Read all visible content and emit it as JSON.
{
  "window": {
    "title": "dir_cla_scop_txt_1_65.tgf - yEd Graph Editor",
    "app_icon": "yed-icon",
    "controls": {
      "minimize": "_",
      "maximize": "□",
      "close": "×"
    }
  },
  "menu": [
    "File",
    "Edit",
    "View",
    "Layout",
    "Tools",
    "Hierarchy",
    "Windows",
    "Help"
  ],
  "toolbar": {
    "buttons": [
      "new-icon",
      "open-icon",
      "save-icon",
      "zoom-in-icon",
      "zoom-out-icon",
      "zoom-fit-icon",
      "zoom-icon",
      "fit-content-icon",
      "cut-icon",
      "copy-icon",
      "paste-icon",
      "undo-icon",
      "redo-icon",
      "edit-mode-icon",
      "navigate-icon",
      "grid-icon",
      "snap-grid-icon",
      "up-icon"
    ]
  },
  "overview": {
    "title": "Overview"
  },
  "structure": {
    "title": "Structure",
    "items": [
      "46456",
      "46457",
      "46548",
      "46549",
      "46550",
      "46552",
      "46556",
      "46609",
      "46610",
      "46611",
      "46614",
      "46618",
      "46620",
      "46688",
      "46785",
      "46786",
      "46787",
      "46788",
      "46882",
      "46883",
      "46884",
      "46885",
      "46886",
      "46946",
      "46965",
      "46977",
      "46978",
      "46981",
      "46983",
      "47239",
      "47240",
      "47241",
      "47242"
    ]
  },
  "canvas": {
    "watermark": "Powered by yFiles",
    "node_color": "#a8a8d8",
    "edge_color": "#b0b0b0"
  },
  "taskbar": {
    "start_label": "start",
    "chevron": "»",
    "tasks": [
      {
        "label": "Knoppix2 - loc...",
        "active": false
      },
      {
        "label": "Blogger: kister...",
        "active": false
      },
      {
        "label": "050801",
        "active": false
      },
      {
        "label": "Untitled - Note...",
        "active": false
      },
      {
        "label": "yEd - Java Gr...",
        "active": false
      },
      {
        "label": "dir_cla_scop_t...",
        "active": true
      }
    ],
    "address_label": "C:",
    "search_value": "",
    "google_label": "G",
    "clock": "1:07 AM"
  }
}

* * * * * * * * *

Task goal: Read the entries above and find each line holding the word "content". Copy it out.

Solution for this task:
Read all visible content and emit it as JSON.
      "fit-content-icon",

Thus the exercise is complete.